Functional nanocomposite coatings comprised of periodically stacked nanolayers of diamond-like carbon (DLC) and amorphous silicon were developed for biomedical applications. The periodical nanocomposite structure provided high surface durability while silicon aided in reducing the residual stress. The structural, mechanical, tribological, and biomedical properties of the Si/DLC coatings deposited by magnetron sputtering were investigated systematically. The effect of the negative substrate bias on the structure and properties of the coatings was also assessed. The coatings demonstrated high durability and high biocompatibility. The bias voltage and bias mode affected both the hardness and residual stress of the Si/DLC coatings. Particularly, application of 60 V negative bias during the DLC layer deposition resulted in the lowest wear rate. FEM simulations showed that the wear resistance of the coatings was dictated by the hardness as well as the adhesion between the coatings and a chromium sub-layer. The periodical alternation of Si and DLC nanolayers led to a significant improvement of MC3T3 cell adhesion compared to the previously published data for Si-DLC composites.

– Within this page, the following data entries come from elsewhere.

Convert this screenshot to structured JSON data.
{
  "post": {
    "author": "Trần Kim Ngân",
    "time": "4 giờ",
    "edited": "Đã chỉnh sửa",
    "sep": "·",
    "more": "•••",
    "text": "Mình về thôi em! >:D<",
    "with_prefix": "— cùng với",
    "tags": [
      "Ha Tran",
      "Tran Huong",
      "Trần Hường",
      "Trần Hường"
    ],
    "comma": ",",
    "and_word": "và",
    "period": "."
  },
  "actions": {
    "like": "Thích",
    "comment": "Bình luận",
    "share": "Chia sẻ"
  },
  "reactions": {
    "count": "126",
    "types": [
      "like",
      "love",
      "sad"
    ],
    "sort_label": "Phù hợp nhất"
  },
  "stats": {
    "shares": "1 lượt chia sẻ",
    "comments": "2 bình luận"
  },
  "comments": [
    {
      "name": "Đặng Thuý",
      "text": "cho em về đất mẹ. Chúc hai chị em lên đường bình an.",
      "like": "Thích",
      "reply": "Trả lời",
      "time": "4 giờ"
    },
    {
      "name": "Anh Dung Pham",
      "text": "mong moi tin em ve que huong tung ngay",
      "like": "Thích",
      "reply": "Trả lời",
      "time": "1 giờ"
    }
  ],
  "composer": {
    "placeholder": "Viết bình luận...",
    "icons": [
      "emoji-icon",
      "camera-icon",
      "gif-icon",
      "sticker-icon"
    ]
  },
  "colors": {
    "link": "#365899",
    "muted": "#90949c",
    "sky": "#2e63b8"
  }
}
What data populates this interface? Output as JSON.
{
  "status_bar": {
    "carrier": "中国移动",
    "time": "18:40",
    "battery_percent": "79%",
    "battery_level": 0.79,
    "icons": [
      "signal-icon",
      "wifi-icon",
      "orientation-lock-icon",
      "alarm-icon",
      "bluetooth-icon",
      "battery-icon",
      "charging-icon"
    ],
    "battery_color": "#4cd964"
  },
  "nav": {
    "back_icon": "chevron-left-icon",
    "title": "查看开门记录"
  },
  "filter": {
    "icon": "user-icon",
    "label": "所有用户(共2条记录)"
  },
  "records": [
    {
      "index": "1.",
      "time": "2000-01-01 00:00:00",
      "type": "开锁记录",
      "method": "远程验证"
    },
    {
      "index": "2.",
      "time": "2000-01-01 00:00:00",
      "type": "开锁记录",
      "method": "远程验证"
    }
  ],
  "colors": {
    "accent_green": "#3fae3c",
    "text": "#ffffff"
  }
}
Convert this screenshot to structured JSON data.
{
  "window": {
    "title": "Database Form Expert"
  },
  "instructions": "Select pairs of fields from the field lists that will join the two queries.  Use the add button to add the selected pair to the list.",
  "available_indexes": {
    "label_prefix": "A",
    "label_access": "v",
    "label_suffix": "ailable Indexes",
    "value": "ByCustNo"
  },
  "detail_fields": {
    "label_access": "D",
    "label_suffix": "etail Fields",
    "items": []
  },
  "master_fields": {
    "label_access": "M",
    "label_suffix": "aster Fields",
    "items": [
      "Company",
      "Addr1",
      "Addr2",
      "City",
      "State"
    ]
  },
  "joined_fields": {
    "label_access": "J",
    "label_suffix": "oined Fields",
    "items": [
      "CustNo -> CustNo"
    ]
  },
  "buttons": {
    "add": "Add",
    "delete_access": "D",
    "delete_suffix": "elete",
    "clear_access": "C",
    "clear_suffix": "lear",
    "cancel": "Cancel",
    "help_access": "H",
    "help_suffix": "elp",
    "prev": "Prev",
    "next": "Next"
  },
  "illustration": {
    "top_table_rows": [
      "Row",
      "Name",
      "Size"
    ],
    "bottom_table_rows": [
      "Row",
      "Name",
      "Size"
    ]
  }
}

All Science Journal Classification (ASJC) codes
- Materials Science(all)